» Task
The answer must restate every record word for word.

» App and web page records
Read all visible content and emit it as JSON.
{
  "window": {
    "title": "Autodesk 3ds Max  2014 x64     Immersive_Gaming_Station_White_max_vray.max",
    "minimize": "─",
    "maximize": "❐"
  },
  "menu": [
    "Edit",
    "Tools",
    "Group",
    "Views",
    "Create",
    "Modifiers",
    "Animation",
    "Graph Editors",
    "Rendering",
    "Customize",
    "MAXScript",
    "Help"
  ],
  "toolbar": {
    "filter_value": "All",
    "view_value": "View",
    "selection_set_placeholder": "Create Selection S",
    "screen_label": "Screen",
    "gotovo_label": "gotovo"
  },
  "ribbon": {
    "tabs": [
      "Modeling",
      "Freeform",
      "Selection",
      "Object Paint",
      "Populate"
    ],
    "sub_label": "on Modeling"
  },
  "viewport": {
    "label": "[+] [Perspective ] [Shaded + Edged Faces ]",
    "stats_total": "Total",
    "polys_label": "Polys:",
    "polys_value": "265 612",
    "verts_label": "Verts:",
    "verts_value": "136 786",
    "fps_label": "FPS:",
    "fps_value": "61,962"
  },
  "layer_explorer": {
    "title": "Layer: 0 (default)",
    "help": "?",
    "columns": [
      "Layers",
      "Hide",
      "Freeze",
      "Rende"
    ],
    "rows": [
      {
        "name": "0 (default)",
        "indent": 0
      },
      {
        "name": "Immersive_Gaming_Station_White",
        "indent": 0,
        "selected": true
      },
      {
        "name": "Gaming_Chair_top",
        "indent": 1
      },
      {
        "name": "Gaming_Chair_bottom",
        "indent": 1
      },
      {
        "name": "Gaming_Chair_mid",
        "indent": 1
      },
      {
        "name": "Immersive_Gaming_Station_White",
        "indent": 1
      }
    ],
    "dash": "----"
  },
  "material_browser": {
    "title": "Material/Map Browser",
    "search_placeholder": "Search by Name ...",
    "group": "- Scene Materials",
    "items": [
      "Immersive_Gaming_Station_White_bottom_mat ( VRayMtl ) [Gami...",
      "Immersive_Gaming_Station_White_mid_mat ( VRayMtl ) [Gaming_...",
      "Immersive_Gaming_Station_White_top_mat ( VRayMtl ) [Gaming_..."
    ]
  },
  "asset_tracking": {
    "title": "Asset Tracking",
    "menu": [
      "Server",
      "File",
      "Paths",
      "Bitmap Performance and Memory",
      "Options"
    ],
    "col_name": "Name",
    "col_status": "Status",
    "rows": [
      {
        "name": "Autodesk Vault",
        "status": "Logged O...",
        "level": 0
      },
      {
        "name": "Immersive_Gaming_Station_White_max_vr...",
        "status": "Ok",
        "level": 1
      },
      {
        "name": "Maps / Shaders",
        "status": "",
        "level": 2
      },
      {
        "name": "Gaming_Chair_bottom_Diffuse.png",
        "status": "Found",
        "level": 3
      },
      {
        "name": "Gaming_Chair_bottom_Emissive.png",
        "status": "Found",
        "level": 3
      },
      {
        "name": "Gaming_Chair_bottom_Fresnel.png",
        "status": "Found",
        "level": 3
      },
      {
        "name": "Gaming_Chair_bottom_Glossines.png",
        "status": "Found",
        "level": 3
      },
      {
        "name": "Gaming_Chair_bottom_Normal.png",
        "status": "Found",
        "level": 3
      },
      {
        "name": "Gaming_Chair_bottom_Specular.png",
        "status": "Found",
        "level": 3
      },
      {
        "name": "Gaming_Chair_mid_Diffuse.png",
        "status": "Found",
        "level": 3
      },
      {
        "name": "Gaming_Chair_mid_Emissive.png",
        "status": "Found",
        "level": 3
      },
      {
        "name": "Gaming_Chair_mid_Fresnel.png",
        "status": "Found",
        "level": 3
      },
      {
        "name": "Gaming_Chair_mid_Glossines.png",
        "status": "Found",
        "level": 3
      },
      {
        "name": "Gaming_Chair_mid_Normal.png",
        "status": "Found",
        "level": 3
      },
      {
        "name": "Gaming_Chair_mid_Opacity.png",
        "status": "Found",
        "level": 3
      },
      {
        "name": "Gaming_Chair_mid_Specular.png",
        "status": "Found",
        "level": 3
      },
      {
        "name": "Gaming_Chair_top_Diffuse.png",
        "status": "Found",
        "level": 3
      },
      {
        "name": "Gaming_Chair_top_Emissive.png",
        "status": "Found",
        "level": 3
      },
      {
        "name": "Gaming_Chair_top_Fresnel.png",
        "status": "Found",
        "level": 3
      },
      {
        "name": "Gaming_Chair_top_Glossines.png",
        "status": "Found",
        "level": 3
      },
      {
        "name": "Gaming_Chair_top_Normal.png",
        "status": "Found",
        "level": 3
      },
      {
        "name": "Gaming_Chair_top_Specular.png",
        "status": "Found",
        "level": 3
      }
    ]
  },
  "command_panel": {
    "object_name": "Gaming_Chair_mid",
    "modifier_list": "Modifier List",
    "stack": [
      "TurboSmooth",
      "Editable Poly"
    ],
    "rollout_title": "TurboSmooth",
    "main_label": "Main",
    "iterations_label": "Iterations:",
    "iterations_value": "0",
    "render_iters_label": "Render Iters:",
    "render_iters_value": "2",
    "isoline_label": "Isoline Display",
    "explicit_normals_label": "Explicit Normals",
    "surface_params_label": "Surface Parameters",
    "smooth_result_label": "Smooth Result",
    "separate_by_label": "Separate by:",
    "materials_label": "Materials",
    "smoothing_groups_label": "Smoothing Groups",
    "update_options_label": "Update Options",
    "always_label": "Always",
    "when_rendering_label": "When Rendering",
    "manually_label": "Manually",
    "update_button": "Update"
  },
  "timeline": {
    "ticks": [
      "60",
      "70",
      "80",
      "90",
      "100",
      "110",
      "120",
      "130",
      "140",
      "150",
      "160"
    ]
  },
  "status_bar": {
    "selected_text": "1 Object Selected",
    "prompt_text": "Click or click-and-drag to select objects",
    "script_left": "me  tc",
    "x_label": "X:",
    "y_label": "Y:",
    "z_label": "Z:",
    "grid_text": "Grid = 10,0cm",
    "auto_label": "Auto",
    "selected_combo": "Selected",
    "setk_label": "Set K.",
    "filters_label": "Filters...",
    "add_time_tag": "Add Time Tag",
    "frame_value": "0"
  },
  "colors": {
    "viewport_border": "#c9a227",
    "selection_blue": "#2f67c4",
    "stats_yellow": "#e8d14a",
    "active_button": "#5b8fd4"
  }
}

» Solution
Read all visible content and emit it as JSON.
{
  "window": {
    "title": "Autodesk 3ds Max  2014 x64     Immersive_Gaming_Station_White_max_vray.max",
    "minimize": "─",
    "maximize": "❐"
  },
  "menu": [
    "Edit",
    "Tools",
    "Group",
    "Views",
    "Create",
    "Modifiers",
    "Animation",
    "Graph Editors",
    "Rendering",
    "Customize",
    "MAXScript",
    "Help"
  ],
  "toolbar": {
    "filter_value": "All",
    "view_value": "View",
    "selection_set_placeholder": "Create Selection S",
    "screen_label": "Screen",
    "gotovo_label": "gotovo"
  },
  "ribbon": {
    "tabs": [
      "Modeling",
      "Freeform",
      "Selection",
      "Object Paint",
      "Populate"
    ],
    "sub_label": "on Modeling"
  },
  "viewport": {
    "label": "[+] [Perspective ] [Shaded + Edged Faces ]",
    "stats_total": "Total",
    "polys_label": "Polys:",
    "polys_value": "265 612",
    "verts_label": "Verts:",
    "verts_value": "136 786",
    "fps_label": "FPS:",
    "fps_value": "61,962"
  },
  "layer_explorer": {
    "title": "Layer: 0 (default)",
    "help": "?",
    "columns": [
      "Layers",
      "Hide",
      "Freeze",
      "Rende"
    ],
    "rows": [
      {
        "name": "0 (default)",
        "indent": 0
      },
      {
        "name": "Immersive_Gaming_Station_White",
        "indent": 0,
        "selected": true
      },
      {
        "name": "Gaming_Chair_top",
        "indent": 1
      },
      {
        "name": "Gaming_Chair_bottom",
        "indent": 1
      },
      {
        "name": "Gaming_Chair_mid",
        "indent": 1
      },
      {
        "name": "Immersive_Gaming_Station_White",
        "indent": 1
      }
    ],
    "dash": "----"
  },
  "material_browser": {
    "title": "Material/Map Browser",
    "search_placeholder": "Search by Name ...",
    "group": "- Scene Materials",
    "items": [
      "Immersive_Gaming_Station_White_bottom_mat ( VRayMtl ) [Gami...",
      "Immersive_Gaming_Station_White_mid_mat ( VRayMtl ) [Gaming_...",
      "Immersive_Gaming_Station_White_top_mat ( VRayMtl ) [Gaming_..."
    ]
  },
  "asset_tracking": {
    "title": "Asset Tracking",
    "menu": [
      "Server",
      "File",
      "Paths",
      "Bitmap Performance and Memory",
      "Options"
    ],
    "col_name": "Name",
    "col_status": "Status",
    "rows": [
      {
        "name": "Autodesk Vault",
        "status": "Logged O...",
        "level": 0
      },
      {
        "name": "Immersive_Gaming_Station_White_max_vr...",
        "status": "Ok",
        "level": 1
      },
      {
        "name": "Maps / Shaders",
        "status": "",
        "level": 2
      },
      {
        "name": "Gaming_Chair_bottom_Diffuse.png",
        "status": "Found",
        "level": 3
      },
      {
        "name": "Gaming_Chair_bottom_Emissive.png",
        "status": "Found",
        "level": 3
      },
      {
        "name": "Gaming_Chair_bottom_Fresnel.png",
        "status": "Found",
        "level": 3
      },
      {
        "name": "Gaming_Chair_bottom_Glossines.png",
        "status": "Found",
        "level": 3
      },
      {
        "name": "Gaming_Chair_bottom_Normal.png",
        "status": "Found",
        "level": 3
      },
      {
        "name": "Gaming_Chair_bottom_Specular.png",
        "status": "Found",
        "level": 3
      },
      {
        "name": "Gaming_Chair_mid_Diffuse.png",
        "status": "Found",
        "level": 3
      },
      {
        "name": "Gaming_Chair_mid_Emissive.png",
        "status": "Found",
        "level": 3
      },
      {
        "name": "Gaming_Chair_mid_Fresnel.png",
        "status": "Found",
        "level": 3
      },
      {
        "name": "Gaming_Chair_mid_Glossines.png",
        "status": "Found",
        "level": 3
      },
      {
        "name": "Gaming_Chair_mid_Normal.png",
        "status": "Found",
        "level": 3
      },
      {
        "name": "Gaming_Chair_mid_Opacity.png",
        "status": "Found",
        "level": 3
      },
      {
        "name": "Gaming_Chair_mid_Specular.png",
        "status": "Found",
        "level": 3
      },
      {
        "name": "Gaming_Chair_top_Diffuse.png",
        "status": "Found",
        "level": 3
      },
      {
        "name": "Gaming_Chair_top_Emissive.png",
        "status": "Found",
        "level": 3
      },
      {
        "name": "Gaming_Chair_top_Fresnel.png",
        "status": "Found",
        "level": 3
      },
      {
        "name": "Gaming_Chair_top_Glossines.png",
        "status": "Found",
        "level": 3
      },
      {
        "name": "Gaming_Chair_top_Normal.png",
        "status": "Found",
        "level": 3
      },
      {
        "name": "Gaming_Chair_top_Specular.png",
        "status": "Found",
        "level": 3
      }
    ]
  },
  "command_panel": {
    "object_name": "Gaming_Chair_mid",
    "modifier_list": "Modifier List",
    "stack": [
      "TurboSmooth",
      "Editable Poly"
    ],
    "rollout_title": "TurboSmooth",
    "main_label": "Main",
    "iterations_label": "Iterations:",
    "iterations_value": "0",
    "render_iters_label": "Render Iters:",
    "render_iters_value": "2",
    "isoline_label": "Isoline Display",
    "explicit_normals_label": "Explicit Normals",
    "surface_params_label": "Surface Parameters",
    "smooth_result_label": "Smooth Result",
    "separate_by_label": "Separate by:",
    "materials_label": "Materials",
    "smoothing_groups_label": "Smoothing Groups",
    "update_options_label": "Update Options",
    "always_label": "Always",
    "when_rendering_label": "When Rendering",
    "manually_label": "Manually",
    "update_button": "Update"
  },
  "timeline": {
    "ticks": [
      "60",
      "70",
      "80",
      "90",
      "100",
      "110",
      "120",
      "130",
      "140",
      "150",
      "160"
    ]
  },
  "status_bar": {
    "selected_text": "1 Object Selected",
    "prompt_text": "Click or click-and-drag to select objects",
    "script_left": "me  tc",
    "x_label": "X:",
    "y_label": "Y:",
    "z_label": "Z:",
    "grid_text": "Grid = 10,0cm",
    "auto_label": "Auto",
    "selected_combo": "Selected",
    "setk_label": "Set K.",
    "filters_label": "Filters...",
    "add_time_tag": "Add Time Tag",
    "frame_value": "0"
  },
  "colors": {
    "viewport_border": "#c9a227",
    "selection_blue": "#2f67c4",
    "stats_yellow": "#e8d14a",
    "active_button": "#5b8fd4"
  }
}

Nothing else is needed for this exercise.